By John Leonard, contributor
Darrell J. Howard called the three and a half years he spent researching Sunday Coming: Black Baseball in Virginia one of the best times of his life.
“I enjoyed it so much I could have worked a couple more years,” Howard said with a smile at the Lucy F. Simms Center on Saturday.
He spoke to a group of about 75 people about the golden era of black baseball in Virginia, lasting from the 1950s to the 1970s, when entire communities came out to watch Sunday afternoon baseball games. The event was hosted by the Shenandoah Valley Black Heritage Project in honor of Black History Month.
It was in 1999 that Howard first worked up the nerve to write a book about the baseball he remembered from his childhood. He realized, though, that he didn’t know much about the games and teams he watched as a young boy in Ivy. The Albemarle County town had its own community, the Eagles, who played in an empty field just yards from Howard’s home. Much of Howard’s research consisted of digging through boxes of old black newspapers and interviewing players from that time – now mostly old men.
Some of those aging players were in attendance on Saturday, sometimes calling out memories and sometimes chortling with glee at Howard’s. One of them was William Dowell, a former player in Elkton.
“It’s great that someone took the time to remember us,” Dowell said after the meeting. “[Those times] were great; it gave us something to do.”
The black teams played wherever they could find space, usually in empty meadows or lots cleared of debris. Bad hops caused by rocks and other natural obstacles were just a part of the game.
“Sometimes the fields were so lopsided that the outfielders needed to be told that the ball was hit their way,” Howard said. “On some fields, the catcher couldn’t see the center fielder, and on others the right fielder couldn’t see the left fielder.”

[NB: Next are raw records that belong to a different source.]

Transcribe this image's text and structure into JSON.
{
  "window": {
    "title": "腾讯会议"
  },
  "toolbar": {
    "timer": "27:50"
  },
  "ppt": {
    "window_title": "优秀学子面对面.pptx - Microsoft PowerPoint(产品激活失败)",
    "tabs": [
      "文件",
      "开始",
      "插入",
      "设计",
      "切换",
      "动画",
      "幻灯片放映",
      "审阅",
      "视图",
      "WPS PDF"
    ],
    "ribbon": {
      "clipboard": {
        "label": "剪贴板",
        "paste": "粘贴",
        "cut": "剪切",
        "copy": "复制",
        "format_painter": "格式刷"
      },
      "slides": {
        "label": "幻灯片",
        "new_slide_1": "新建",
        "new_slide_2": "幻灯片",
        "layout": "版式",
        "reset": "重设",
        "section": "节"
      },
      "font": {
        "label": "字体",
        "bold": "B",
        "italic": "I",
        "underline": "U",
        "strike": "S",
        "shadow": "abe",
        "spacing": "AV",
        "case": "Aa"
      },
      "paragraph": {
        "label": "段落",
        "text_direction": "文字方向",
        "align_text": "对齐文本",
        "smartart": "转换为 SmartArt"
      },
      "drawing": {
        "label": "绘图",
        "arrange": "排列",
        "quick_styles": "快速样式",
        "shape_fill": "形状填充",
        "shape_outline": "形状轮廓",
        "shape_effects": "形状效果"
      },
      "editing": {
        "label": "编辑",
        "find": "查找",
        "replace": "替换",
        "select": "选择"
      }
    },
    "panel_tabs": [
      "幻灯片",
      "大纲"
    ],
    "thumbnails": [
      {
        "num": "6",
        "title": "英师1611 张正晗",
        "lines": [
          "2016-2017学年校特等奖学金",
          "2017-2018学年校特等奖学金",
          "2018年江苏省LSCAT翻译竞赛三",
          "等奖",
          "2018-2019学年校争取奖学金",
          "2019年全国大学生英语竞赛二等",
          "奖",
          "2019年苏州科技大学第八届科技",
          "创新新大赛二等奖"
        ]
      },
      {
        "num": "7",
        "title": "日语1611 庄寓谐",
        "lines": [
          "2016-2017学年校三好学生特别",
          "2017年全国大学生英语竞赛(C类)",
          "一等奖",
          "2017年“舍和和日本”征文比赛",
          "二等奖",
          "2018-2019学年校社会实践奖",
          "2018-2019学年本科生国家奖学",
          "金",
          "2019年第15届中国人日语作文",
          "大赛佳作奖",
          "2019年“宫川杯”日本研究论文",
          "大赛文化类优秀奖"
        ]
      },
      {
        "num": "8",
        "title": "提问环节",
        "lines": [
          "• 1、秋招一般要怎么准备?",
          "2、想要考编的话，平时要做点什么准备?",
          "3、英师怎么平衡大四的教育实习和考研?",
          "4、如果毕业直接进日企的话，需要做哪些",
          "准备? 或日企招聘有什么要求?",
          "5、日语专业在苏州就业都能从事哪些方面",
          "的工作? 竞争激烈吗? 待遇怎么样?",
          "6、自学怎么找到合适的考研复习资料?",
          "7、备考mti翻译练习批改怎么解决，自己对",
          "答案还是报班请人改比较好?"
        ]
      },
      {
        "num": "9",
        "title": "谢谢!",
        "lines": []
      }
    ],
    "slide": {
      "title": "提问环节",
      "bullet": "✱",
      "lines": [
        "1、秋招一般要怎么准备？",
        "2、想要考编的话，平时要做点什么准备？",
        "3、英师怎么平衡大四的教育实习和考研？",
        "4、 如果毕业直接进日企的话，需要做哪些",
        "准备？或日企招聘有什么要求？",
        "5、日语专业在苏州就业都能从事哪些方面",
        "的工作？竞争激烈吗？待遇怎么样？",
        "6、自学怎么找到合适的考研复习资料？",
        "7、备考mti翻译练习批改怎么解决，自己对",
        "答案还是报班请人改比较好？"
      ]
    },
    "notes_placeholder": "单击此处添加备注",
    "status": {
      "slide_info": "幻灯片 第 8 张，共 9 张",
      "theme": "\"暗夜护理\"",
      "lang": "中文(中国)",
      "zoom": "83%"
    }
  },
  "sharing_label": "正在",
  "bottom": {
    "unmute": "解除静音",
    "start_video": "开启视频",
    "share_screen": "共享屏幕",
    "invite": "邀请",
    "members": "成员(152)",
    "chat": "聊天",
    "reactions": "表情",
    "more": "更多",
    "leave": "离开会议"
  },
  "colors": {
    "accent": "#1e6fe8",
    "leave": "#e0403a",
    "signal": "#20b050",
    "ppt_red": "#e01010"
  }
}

Just like in nostalgic movies, sometimes they pulled cars up and and used their headlights to illuminate the fields at night. After desegregation, these temes were allowed to play games on better-maintained school fields, like Kate Collins Middle School in Waynesboro, but were still, oddly, not allowed to practice on those fields. According to Howard, though, they decided to look on the bright side of the arrangement.
“It made the teams better, after practicing in meadows amongst rocks and cow patties,” he said.
Entire communities enjoyed these games; baseball was just an excuse to bring everyone together. Howard said that some days, crowds were so large and raucous that it was difficult to hear the person sitting next to him; cat-calling and teasing from the stands was pretty common.
“You may be trash-talked by your grandmother,” he said.
It was a cultural event, he continued: “We didn’t know how special the era was. You weren’t just playing baseball for yourself; you were playing for the community. They just played for pride.”
Harrisonburg’s team, the AC’s, was founded by legends Roscoe Burgess and Hugo Scott around 1964, and played at the Simms School. Together, the two worked to add a sense of direction and continuity to the teams, even awarding a championship starting in 1966. The Sperryville Tigers won the first title that year.
By 1979, though, almost all of the teams had stopped playing. Communities were spending time elsewhere, and the iconic age of hugely popular baseball games was over almost as quickly as it began.
“I’m proud to be one of the keepers of our history,” Howard said. “As time passes, memory fades, and it becomes harder and harder to hang on to the details. The stories bring the events alive again.”
Judging by the reactions of the former players at Lucy Simms on Saturday, the stories shared there accomplished just that.
Originally published in 2002, Sunday Coming: Black Baseball in Virginia is unfortunately out of print. Used copies on Amazon are priced between $100 and $400, while the only unused copy available is listed at $279.
Journalism is changing, and that’s why The Citizen is here. We’re independent. We’re local. We pay our contributors, and the money you give goes directly to the reporting. No overhead. No printing costs. Just facts, stories and context. Thanks for your support.